Christie enjoyed travel and her train trip on the Orient Express in 1928 led to my favorite novel of hers, Murder on the Orient Express, another tricky case unraveled by detective Hercule Poirot. One of the things I enjoy about reading Christie is her heavy reliance on dialog to develop the plot and set up the murderer. There are times in Christie’s novel when the reader might find the pacing a bit slow, however if you skim over these points, you are likely to miss an important clue that will help lead you to the perpetrator. I admit that my own novels have very little resemblance to Christie’s style. While her story lines are quite methodical and deliberate puzzles to solve, my own mysteries are rather fly-by-the-seat-of-her-pants style with a good bit of action, adventure, and dumb luck for my heroine, who is not a trained detective. However, I do try to use dialog to a similar advantage that Christie used hers, by explaining plot points and dropping clues.
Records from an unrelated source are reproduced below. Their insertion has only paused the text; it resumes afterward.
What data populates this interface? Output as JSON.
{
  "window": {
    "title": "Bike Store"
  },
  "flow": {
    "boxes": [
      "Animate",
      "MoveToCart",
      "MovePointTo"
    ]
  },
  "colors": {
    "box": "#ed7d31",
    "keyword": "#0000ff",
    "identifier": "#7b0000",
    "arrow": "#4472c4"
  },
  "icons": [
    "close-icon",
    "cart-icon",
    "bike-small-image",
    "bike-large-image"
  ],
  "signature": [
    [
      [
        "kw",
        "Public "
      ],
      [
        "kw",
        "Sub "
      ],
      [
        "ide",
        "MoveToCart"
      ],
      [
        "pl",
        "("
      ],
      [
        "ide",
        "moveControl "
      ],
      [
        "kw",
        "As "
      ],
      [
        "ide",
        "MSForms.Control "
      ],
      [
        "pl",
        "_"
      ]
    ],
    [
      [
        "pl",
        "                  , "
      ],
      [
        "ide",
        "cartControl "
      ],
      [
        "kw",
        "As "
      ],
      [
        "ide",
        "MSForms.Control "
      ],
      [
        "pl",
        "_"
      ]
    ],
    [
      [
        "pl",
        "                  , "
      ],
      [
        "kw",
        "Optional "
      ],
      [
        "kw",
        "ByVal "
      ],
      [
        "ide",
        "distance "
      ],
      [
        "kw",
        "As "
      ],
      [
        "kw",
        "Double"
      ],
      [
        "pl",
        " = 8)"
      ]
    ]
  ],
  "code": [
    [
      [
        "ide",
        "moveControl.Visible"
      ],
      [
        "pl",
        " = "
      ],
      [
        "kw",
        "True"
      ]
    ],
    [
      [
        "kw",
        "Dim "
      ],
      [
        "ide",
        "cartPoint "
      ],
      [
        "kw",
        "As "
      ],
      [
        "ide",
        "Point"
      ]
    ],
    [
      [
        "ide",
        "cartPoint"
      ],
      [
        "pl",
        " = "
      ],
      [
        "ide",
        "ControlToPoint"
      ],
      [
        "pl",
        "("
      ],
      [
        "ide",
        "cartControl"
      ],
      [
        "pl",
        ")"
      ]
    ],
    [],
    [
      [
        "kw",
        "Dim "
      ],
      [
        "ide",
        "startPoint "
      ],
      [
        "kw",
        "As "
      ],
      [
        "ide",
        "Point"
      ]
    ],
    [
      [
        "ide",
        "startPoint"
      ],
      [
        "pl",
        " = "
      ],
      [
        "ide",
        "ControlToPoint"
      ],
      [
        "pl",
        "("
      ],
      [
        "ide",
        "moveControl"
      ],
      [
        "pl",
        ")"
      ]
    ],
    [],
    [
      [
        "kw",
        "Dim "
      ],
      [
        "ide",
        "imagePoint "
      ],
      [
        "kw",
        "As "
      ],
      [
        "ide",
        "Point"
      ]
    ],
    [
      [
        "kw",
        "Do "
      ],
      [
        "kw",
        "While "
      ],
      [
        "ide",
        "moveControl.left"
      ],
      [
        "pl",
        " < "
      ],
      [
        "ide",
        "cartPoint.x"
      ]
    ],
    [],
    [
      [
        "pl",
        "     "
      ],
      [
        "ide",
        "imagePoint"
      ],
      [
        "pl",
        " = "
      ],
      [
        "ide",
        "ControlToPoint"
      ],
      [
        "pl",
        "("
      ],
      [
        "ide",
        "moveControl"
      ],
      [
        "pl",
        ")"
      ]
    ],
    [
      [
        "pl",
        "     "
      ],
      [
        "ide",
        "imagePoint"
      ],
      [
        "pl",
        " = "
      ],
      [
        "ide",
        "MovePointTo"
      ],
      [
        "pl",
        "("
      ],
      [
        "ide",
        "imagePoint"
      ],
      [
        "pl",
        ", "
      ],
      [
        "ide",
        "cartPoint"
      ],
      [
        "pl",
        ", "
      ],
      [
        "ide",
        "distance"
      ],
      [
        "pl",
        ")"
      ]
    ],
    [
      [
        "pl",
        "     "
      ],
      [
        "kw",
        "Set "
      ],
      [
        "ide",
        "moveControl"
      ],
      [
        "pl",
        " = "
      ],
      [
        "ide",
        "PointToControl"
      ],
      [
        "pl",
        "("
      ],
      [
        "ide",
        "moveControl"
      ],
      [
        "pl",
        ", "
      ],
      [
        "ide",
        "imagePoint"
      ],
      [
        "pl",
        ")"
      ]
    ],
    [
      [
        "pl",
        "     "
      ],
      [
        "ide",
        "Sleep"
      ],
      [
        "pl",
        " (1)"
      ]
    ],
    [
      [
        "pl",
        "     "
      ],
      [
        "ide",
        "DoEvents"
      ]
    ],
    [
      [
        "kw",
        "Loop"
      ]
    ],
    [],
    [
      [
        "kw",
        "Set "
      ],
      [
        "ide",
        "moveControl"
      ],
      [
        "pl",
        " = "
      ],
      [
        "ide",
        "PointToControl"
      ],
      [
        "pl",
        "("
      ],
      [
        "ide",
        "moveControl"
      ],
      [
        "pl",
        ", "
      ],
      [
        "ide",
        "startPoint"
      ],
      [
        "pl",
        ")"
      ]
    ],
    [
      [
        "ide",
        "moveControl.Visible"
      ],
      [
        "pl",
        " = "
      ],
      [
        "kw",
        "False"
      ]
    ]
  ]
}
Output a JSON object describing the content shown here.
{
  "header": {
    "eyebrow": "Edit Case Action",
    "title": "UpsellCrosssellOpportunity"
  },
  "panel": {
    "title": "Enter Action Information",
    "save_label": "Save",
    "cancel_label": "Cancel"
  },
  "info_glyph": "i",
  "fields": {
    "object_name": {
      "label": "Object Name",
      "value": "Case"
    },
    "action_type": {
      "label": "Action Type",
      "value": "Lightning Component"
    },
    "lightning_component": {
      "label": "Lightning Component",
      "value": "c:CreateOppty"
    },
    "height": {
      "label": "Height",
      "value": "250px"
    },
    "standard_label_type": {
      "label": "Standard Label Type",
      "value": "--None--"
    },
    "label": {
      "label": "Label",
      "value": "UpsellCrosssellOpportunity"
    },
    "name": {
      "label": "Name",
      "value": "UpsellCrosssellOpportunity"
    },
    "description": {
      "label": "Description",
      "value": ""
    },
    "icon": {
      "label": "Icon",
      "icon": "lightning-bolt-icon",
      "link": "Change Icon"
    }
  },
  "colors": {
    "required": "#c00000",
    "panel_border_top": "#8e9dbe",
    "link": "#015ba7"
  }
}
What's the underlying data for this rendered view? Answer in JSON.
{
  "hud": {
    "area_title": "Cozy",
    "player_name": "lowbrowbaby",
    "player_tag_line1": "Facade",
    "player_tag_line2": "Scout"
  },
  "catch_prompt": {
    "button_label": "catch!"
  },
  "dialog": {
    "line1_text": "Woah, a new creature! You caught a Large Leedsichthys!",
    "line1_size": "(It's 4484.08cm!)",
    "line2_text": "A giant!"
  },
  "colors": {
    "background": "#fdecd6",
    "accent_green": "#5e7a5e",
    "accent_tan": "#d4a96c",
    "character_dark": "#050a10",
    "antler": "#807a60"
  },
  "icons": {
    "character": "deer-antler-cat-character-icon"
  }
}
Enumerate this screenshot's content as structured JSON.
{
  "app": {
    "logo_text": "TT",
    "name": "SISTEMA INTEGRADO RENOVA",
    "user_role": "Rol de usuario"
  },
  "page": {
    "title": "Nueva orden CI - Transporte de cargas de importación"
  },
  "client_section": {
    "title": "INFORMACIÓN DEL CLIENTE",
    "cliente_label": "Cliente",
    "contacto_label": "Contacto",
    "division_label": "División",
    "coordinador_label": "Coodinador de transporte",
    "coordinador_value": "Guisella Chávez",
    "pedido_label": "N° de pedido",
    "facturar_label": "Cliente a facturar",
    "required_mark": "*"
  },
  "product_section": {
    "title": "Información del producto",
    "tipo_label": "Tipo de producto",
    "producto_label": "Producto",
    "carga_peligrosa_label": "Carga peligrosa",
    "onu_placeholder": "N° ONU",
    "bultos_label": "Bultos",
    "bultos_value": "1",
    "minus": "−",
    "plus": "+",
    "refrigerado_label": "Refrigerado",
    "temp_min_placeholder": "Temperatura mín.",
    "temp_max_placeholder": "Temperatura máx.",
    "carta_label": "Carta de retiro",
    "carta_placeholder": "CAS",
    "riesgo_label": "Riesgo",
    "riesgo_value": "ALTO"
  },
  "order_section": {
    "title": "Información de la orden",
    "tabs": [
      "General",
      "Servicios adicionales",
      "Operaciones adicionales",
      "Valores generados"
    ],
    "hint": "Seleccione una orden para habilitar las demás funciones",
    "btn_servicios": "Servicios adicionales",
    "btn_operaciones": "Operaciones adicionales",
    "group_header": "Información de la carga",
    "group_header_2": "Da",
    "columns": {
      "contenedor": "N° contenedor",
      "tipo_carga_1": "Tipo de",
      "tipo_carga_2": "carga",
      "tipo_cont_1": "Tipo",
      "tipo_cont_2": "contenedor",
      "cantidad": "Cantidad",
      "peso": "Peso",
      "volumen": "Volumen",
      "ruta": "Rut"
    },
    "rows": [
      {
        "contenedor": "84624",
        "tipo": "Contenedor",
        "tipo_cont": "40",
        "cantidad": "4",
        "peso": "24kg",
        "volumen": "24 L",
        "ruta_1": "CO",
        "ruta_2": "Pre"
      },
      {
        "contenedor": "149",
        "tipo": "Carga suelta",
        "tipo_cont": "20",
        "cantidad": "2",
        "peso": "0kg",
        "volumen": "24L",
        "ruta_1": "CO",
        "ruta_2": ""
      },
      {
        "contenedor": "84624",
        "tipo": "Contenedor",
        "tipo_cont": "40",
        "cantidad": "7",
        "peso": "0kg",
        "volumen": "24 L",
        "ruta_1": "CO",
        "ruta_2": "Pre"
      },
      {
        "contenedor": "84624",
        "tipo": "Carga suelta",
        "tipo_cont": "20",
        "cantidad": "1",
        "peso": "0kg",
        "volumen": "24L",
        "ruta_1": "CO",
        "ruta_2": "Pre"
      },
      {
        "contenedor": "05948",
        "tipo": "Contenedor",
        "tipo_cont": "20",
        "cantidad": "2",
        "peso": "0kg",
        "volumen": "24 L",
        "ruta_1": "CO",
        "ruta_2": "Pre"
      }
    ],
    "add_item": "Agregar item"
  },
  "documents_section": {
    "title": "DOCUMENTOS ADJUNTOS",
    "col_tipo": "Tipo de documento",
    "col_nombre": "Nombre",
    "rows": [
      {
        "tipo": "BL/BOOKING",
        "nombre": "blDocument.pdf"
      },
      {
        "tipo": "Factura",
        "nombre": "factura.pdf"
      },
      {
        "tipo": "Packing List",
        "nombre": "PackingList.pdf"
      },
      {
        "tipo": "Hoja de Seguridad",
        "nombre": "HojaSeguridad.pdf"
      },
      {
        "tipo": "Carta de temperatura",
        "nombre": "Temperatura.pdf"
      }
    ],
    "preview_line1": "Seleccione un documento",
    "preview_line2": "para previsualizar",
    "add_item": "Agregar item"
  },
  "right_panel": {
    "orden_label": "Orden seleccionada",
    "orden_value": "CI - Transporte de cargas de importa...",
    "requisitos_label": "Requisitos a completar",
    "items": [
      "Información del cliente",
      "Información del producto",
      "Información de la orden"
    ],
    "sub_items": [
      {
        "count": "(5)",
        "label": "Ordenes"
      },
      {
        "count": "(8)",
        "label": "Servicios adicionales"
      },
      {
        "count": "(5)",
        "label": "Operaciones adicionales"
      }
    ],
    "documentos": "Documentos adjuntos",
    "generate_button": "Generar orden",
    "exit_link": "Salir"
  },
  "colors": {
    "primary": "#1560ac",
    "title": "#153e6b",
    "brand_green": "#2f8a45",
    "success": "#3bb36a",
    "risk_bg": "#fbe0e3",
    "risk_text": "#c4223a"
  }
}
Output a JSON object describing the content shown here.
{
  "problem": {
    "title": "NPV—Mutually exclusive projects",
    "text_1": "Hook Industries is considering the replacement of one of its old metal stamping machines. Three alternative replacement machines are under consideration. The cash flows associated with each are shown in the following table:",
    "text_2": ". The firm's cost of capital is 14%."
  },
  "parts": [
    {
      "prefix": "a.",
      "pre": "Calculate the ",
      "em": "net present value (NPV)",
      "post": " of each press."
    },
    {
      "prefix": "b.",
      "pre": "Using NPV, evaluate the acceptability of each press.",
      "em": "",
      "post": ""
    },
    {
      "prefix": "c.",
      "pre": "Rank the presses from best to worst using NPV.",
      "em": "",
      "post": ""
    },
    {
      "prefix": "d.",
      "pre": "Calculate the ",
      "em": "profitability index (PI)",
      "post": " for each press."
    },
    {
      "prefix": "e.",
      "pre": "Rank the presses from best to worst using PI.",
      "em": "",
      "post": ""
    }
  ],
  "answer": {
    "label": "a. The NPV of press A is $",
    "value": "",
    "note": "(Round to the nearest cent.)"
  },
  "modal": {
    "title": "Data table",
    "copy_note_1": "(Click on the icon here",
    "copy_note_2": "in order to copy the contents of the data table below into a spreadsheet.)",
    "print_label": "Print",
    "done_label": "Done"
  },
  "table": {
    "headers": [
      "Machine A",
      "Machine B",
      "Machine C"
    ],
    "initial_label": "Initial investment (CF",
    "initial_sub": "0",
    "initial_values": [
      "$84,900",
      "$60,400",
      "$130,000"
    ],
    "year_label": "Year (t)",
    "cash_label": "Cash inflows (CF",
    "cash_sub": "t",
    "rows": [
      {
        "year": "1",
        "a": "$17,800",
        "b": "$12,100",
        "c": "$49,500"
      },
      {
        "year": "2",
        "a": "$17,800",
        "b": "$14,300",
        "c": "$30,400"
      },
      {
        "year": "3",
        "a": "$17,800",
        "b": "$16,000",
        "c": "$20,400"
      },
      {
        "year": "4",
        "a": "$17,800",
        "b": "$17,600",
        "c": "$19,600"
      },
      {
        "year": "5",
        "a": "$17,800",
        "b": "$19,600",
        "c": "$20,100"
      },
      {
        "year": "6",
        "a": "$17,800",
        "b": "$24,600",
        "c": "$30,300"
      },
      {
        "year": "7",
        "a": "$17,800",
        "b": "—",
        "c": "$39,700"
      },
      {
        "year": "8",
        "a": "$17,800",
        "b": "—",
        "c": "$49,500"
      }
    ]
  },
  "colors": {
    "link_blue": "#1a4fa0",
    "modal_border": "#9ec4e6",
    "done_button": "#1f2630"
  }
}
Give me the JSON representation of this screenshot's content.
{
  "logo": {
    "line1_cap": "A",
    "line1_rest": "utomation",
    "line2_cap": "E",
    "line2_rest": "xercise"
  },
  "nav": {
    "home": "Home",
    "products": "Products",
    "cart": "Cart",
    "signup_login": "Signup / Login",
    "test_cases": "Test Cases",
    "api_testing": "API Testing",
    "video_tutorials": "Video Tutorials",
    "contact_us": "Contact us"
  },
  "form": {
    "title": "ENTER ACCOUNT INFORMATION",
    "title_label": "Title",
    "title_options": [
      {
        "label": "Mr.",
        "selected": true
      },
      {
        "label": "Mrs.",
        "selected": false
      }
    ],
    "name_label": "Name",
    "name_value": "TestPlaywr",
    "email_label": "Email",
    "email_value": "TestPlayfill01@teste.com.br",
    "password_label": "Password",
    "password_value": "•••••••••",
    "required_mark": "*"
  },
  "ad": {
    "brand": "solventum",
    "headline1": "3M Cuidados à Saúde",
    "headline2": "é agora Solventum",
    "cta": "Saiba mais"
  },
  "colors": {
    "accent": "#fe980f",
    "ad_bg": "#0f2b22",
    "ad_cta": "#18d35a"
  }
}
One thing is for sure, Christie’s influence on the detective mystery genre cannot be overstated. She is credited with establishing the modern “murder mystery” rules. Christie enticed readers by trapping all of her suspects in one location-e.g., on a train, ship, or mansion-rather than running helter-skelter around town interrogating suspects. By bringing her colorful characters to a central location, and giving them all reasons for being the murderer, her detective slowly solves the puzzle and narrows the list until the murder is revealed. Even though the reader is not taken to a variety of locations, Christie’s dialog, scenes, and character development keep us captivated and willing to spend the entire book in that single location. Her mysteries were smart, clever, and suspenseful, and they still remain popular today.